Manage by stages – PRINCE2 believes that projects should be split up into stages. There is always an initiation stage, where a project plan is created, a business case is built and strategies are created for quality, risk, configuration management, change control and communication. After that stage the rest of the project is broken down into a number of stages, minimally one for small projects. The two main reasons for stages are to provide a project board decision time to check that the project should continue and to allow the project manager to create a detailed stage plan for the next stage.
Manage by exception – PRINCE2 does not believe in ‘progress meetings’. Once a Stage Plan has been agreed by the Project Board, the Project Manager gets on with the job of managing that stage. For each stage the Project Board sets tolerances within which the Project Manager must work. As long as the stage stays within these tolerances, work continues. If there is a danger of a tolerance being broken (an exception situation), the Project Manager must then make the Project Board aware of the danger and propose action.
Focus on products – PRINCE2 believes that in planning you should focus on the required products rather than the activities to create them. This helps the definition of the purpose and required quality of each product, how that quality should be verified, who should check that quality. This is much easier than defining the quality of an activity. Focus on products also forms the base of PRINCE2 planning. You think of the required products and then the sequence in which they need to be constructed.
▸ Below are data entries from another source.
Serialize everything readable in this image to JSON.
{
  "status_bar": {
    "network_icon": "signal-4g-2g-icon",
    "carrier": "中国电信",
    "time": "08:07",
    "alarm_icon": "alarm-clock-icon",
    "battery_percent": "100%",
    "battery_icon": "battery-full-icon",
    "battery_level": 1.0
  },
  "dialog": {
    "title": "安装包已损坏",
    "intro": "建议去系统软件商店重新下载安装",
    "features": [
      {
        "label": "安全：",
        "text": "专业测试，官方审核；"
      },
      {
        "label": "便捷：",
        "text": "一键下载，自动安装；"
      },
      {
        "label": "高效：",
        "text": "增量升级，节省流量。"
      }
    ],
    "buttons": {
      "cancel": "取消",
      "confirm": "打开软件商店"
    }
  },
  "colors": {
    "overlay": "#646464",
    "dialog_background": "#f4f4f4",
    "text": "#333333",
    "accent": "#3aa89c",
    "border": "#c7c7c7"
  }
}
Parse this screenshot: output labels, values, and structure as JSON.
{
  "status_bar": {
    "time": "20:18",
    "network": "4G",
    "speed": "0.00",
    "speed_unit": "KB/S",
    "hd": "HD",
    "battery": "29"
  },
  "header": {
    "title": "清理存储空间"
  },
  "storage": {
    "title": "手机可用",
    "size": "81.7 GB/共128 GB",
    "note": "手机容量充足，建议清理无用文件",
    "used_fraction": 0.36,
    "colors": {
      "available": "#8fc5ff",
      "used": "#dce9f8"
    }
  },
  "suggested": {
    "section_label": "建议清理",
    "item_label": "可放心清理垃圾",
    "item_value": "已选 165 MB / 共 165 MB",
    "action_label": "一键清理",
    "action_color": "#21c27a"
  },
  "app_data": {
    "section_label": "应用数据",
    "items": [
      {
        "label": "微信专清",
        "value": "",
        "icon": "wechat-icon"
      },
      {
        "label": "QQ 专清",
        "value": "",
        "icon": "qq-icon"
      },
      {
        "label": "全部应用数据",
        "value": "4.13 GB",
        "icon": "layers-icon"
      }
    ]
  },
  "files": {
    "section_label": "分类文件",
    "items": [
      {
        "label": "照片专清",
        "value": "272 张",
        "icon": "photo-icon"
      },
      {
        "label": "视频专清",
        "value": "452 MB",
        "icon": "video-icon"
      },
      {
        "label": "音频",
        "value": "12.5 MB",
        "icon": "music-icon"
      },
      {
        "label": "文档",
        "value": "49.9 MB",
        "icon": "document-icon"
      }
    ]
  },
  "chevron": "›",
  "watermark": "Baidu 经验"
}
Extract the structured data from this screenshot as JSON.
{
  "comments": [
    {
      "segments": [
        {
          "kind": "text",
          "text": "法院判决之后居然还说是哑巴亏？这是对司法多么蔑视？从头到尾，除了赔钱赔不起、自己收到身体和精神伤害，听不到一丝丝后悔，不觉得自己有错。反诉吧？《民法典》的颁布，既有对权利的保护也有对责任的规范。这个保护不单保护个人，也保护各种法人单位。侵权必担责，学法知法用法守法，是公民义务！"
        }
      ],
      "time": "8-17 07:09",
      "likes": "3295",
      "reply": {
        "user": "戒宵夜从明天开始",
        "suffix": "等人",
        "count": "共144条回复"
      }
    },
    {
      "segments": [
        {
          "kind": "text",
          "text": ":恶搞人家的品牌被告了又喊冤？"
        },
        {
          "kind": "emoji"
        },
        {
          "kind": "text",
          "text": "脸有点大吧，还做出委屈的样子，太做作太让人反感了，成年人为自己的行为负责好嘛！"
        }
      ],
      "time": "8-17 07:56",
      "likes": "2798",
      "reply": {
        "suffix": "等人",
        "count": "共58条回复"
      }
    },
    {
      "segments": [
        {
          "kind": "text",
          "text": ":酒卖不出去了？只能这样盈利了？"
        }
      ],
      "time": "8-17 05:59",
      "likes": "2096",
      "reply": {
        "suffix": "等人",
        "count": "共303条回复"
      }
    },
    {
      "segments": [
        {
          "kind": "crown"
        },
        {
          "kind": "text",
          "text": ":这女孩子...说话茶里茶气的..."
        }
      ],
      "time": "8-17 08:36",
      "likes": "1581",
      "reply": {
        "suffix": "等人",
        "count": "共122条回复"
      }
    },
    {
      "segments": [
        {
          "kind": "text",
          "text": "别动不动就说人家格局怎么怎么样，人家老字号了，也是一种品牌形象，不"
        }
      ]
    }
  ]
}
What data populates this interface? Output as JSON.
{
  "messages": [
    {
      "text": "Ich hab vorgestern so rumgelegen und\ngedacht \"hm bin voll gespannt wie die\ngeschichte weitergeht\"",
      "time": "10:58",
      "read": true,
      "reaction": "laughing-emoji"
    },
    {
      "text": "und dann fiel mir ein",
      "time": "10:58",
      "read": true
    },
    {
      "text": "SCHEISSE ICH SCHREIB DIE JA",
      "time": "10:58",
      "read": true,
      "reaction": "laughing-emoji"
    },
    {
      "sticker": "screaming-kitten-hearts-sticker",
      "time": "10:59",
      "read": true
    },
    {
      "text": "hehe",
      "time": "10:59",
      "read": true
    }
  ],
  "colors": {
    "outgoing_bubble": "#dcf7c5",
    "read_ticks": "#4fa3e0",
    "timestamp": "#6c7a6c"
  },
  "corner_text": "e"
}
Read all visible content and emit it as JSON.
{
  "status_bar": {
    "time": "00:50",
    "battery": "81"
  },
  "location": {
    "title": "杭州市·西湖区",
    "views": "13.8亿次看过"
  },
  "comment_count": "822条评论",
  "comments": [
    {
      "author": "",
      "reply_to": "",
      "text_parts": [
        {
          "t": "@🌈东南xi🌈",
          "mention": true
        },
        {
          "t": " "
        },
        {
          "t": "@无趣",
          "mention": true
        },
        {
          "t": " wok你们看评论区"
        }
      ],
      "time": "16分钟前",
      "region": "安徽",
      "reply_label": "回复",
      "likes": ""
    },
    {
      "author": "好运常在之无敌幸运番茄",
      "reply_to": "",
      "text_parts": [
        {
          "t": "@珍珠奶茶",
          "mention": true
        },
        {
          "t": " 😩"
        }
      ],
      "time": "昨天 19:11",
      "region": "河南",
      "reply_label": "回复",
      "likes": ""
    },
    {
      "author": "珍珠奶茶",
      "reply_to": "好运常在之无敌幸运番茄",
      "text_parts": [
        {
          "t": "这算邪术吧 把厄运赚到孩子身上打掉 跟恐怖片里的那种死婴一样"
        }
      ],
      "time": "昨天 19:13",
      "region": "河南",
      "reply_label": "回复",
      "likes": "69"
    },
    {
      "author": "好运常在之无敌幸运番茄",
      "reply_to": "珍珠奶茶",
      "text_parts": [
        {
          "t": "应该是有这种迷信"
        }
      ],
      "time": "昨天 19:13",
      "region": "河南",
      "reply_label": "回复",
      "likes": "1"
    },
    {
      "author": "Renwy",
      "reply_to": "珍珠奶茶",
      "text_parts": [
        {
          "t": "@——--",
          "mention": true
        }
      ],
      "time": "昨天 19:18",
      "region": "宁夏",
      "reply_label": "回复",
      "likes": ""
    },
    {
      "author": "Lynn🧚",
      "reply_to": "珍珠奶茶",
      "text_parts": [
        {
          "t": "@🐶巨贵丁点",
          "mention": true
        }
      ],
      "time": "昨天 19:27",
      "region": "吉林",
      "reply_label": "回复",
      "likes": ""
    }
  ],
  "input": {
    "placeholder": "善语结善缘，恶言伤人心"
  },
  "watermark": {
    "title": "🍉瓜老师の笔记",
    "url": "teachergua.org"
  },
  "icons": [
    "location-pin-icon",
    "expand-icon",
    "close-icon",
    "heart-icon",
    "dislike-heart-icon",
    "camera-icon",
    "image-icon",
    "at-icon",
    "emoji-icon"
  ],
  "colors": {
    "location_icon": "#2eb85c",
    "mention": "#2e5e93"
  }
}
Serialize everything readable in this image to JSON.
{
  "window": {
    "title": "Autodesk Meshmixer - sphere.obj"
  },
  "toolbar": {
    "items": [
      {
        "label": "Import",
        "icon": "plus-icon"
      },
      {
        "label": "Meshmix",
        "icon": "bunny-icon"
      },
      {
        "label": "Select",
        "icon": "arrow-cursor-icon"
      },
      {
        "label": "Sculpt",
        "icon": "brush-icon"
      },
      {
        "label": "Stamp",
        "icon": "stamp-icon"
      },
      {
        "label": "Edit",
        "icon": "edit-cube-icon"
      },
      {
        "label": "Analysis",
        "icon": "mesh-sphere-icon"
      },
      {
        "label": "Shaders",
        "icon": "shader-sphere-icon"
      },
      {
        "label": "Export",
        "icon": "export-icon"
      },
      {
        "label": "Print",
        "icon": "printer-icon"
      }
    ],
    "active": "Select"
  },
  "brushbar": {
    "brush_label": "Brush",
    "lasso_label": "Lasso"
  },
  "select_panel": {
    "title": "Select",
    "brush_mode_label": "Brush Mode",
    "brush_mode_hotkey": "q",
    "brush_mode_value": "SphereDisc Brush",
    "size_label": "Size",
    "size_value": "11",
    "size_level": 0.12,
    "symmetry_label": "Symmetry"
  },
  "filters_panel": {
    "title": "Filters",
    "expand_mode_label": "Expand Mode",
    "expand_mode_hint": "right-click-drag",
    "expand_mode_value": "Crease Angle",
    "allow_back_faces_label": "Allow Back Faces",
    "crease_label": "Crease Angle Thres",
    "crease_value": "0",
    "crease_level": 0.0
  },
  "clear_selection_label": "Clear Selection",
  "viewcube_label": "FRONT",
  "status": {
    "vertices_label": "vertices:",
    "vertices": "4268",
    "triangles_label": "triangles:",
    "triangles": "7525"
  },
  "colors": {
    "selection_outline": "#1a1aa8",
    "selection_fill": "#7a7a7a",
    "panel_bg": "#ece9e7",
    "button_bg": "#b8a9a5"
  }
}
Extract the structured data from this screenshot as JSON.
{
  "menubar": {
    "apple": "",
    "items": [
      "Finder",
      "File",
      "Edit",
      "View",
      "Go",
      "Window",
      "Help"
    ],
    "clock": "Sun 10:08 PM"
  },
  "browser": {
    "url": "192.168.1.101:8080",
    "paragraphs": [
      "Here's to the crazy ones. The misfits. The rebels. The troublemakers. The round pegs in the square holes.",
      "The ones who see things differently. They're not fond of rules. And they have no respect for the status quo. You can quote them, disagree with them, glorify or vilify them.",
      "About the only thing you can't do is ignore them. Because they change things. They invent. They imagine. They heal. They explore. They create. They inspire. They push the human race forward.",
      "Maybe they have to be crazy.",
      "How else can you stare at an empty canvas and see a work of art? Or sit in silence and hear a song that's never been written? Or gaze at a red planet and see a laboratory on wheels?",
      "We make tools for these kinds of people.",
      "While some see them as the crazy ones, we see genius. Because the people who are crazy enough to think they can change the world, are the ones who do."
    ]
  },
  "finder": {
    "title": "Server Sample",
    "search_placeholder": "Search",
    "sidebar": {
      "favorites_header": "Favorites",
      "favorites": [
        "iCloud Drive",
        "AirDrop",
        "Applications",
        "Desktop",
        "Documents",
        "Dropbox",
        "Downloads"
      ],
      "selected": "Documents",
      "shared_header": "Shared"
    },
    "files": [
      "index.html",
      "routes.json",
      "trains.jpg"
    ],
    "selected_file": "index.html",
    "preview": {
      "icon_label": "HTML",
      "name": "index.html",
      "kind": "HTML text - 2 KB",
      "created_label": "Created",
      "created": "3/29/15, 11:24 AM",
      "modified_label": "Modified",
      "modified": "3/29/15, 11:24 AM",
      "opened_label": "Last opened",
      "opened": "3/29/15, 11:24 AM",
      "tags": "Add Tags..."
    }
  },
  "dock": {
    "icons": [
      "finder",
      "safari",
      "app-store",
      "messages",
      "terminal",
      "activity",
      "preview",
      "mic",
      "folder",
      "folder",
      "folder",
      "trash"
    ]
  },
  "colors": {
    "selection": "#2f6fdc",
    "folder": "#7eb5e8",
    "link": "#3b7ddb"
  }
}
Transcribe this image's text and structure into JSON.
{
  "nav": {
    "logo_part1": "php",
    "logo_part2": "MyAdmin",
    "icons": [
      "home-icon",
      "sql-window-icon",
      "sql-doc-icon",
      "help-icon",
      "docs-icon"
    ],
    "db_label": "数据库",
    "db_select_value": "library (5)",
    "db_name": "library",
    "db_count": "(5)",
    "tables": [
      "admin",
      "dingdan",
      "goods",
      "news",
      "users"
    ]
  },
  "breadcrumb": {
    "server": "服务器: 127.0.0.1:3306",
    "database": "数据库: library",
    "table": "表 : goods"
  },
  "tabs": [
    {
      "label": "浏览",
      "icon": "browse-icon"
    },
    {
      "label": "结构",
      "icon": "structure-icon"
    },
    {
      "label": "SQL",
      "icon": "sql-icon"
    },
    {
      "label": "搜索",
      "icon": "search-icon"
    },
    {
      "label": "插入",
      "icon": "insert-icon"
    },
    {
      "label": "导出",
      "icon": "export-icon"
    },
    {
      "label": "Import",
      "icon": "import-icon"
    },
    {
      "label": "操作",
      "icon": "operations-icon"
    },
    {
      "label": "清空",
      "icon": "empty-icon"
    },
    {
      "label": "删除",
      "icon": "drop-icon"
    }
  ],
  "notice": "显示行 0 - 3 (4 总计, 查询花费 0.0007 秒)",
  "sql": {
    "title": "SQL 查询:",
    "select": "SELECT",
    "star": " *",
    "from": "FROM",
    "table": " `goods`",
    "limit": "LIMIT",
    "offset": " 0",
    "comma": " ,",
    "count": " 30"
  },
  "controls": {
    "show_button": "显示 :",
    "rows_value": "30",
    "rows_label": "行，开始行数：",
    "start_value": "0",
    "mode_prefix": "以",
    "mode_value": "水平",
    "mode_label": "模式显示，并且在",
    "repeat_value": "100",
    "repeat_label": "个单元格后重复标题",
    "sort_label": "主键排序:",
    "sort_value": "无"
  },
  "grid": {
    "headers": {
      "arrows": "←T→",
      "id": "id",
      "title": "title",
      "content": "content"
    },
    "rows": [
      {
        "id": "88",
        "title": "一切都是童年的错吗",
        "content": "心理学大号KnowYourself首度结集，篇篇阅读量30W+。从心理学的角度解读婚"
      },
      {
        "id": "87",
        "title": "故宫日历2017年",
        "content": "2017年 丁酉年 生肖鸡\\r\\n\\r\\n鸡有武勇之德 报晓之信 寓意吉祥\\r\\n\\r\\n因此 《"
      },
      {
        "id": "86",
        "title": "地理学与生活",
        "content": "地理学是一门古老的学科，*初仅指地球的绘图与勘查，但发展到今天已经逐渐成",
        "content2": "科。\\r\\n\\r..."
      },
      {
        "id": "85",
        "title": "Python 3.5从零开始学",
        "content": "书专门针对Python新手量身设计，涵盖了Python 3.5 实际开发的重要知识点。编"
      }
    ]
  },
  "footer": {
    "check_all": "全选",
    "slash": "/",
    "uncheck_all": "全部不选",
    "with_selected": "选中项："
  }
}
The method allows the major products to be broken down into project, stage and finally team plans.
Tailor to suit the project environment – if you are to have a project management method, it needs to work for all sizes of project, but what is needed for large projects may be too much for small projects. PRINCE2 builds in flexibility throughout the method to allow it to be tailored not only to the size of the project, but also local management requirements; role names, specific local forms and other company requirements. The company may have a change control method that it wishes to keep. It may require all projects to use a specific configuration tool. PRINCE2 can be seamlessly merged into all such local practices.
Colin Bentley has been a project manager since 1966 and has managed many projects, large and small, in several countries. He has been working with PRINCE2, PRINCE and its predecessor, PROMPT II, since 1975. He was one of the team that brought PROMPT II to the marketplace, wrote the major part of the PRINCE2 manual and is the author of all revisions to the manual until the 2009 version.
He was the Chief Examiner for PRINCE2 from its beginning until 2008 and wrote all Foundation and Practitioner exam papers and marked them until they reached the massive volumes that are sat today. Now retired, he has had over twenty books published, lectured widely on PRINCE2 and acted as project management consultant to such firms as The London Stock Exchange, Microsoft Europe, Tesco Stores, Commercial Union and the BBC. He still writes books on the PRINCE2 method and has updated them all to reflect the 2009 version.